Seemingly small differences in what technical climbing gear is carried on the route can make a big difference. For example, on Mausolus, Helander and Vincik found themselves carrying a lot of unnecessary rock climbing gear, while facing much more vertical ice climbing than they had anticipated. They scraped to get by with what ice gear they had, often risking dangerous falls in the process.
"We leave behind two-thirds of our rock (gear) but take every ice screw and wish for more," Helander wrote in an article in climbing magazine about the route. "Even in our wildest dreams, we never envisioned 2,500 feet of steep, continuous ice. Our eight ice screws are laughably meager."
"I knew everything about every pitch on the North Buttress (of Hunter) from reading trip reports and talking to others who had climbed it," Helander explained. "On Mausolus I had very few answers. To this day, I still cannot believe that we made it to the top of that mountain."
A personal place
Helander made his first trip to the Revelations in 2008 with his best friend, Seth Holden. The pair had become obsessed with the range, and Mount Mausolus in particular. They made two first peak ascents, Exodus and Ice Pyramid, in 2008 and 2009, before turning their attention to Mausolus in May 2010. They were hampered by bad weather that season and only made one attempt on the peak, but were turned back by dangerous conditions.

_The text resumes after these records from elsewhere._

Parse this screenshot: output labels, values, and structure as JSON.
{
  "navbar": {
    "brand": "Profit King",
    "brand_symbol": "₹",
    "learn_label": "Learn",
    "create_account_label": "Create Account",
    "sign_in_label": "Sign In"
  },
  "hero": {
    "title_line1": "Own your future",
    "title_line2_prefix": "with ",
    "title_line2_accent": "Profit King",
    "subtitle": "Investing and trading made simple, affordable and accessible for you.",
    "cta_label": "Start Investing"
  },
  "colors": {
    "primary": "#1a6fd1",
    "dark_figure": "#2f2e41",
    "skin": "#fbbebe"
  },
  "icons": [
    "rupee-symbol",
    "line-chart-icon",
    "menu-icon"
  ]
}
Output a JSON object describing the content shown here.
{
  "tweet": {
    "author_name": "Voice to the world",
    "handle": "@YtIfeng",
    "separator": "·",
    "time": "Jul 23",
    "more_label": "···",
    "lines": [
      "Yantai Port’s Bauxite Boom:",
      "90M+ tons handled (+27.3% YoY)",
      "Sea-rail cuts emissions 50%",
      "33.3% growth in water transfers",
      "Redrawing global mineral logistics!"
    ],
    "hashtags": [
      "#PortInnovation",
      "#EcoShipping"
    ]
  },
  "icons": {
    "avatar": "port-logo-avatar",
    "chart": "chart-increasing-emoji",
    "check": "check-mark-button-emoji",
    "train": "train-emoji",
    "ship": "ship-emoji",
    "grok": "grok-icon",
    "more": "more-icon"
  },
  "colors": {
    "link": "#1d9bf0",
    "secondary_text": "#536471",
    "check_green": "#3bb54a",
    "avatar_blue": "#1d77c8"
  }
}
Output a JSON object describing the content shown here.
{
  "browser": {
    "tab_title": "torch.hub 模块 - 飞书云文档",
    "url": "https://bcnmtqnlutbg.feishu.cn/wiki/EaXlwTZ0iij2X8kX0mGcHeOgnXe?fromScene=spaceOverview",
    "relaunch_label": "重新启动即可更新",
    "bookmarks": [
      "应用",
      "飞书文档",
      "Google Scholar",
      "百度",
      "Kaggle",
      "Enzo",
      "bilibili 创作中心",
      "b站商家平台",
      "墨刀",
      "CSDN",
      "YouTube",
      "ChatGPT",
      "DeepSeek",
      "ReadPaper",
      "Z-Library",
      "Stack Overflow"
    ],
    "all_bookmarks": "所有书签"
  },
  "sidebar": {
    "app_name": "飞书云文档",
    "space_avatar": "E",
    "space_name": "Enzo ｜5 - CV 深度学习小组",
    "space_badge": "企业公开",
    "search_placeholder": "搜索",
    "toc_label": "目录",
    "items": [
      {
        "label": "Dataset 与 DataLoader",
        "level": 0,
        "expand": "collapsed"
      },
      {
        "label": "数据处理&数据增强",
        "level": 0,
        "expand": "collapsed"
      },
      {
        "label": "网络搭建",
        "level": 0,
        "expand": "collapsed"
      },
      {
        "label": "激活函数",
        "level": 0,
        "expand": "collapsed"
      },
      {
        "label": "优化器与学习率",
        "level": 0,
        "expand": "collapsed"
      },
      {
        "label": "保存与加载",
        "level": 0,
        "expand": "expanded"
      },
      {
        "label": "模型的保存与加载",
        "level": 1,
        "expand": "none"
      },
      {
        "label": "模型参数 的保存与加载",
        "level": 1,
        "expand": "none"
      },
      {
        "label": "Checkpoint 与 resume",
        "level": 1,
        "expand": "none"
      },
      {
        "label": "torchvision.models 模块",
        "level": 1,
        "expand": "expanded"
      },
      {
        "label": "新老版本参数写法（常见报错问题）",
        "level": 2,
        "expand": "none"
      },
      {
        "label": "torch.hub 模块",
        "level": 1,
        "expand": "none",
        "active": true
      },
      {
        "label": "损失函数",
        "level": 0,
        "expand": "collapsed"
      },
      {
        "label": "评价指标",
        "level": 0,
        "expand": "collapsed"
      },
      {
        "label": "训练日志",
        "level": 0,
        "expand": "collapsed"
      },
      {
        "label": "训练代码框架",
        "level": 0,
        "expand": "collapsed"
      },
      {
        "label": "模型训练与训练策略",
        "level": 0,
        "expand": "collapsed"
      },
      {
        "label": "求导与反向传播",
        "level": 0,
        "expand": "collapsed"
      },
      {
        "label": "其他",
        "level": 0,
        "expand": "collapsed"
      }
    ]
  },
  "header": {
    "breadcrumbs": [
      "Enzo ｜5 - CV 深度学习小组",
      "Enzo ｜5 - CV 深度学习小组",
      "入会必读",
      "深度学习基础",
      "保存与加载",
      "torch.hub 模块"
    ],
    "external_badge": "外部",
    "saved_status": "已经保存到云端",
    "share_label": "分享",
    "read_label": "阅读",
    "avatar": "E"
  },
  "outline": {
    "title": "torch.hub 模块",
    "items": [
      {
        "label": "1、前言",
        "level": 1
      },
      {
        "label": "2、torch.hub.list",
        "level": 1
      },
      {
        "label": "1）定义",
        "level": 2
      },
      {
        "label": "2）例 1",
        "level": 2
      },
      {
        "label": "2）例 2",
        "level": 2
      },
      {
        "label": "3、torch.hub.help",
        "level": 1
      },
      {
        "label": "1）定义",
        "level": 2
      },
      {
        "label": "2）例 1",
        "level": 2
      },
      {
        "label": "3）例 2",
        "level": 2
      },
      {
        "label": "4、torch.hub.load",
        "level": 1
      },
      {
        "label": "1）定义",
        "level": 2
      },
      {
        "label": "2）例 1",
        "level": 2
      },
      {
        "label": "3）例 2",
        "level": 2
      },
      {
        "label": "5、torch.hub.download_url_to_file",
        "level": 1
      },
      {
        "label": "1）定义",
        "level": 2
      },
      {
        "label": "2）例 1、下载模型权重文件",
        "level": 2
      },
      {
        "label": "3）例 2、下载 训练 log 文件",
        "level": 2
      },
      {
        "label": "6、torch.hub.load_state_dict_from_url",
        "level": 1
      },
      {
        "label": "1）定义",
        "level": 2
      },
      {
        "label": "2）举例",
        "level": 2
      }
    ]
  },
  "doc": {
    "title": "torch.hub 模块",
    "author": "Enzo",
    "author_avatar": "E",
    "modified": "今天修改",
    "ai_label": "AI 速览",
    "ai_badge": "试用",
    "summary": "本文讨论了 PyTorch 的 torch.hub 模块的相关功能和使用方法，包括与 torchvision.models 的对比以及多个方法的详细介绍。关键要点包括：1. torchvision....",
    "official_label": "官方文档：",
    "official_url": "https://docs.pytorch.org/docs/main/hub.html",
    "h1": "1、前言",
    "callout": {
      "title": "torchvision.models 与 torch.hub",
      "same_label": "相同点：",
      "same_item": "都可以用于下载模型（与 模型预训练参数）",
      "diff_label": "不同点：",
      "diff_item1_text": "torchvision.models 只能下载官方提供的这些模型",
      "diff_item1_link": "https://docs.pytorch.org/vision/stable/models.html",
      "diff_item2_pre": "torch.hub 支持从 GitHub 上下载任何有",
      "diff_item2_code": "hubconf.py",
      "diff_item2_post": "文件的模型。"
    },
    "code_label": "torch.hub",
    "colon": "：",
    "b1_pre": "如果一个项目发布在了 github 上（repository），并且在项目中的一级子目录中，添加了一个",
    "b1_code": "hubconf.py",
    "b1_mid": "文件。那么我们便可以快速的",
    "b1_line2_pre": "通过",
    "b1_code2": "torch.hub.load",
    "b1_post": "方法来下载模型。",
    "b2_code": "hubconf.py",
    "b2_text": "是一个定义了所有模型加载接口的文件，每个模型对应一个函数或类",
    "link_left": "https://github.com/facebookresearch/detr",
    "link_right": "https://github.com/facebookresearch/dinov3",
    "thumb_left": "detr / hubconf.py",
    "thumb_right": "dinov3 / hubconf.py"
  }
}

Holden would never climb Mausolus. In August 2010, he was killed in a small plane crash outside of Anchorage.
Helander wrestled emotionally with returning to the range in the spring of 2011 without his best friend and climbing partner. In the end, he went, and the climb of Mausolus took everything he and Vincik had.
"We were all alone, it was the tail end of winter, and we were trying something that was harder and more out there than anything I had even considered before. We made it to the summit and then rappelled throughout the night. We were 24 hours without water, we didn't sleep for 60 hours straight, and the climb felt unbelievably (difficult). To this day, and maybe even for my entire life, it will be one of the proudest things I've ever done."
Helander and Vincik named their route "the Mausoleum" and spread some of Holden's ashes on its summit.
"I feel something very personal and special in these mountains. I pushed myself in them and experienced a broad array of emotions. In a way they feel like home."
Seth Adams is an Alaska freelance writer and avid climber.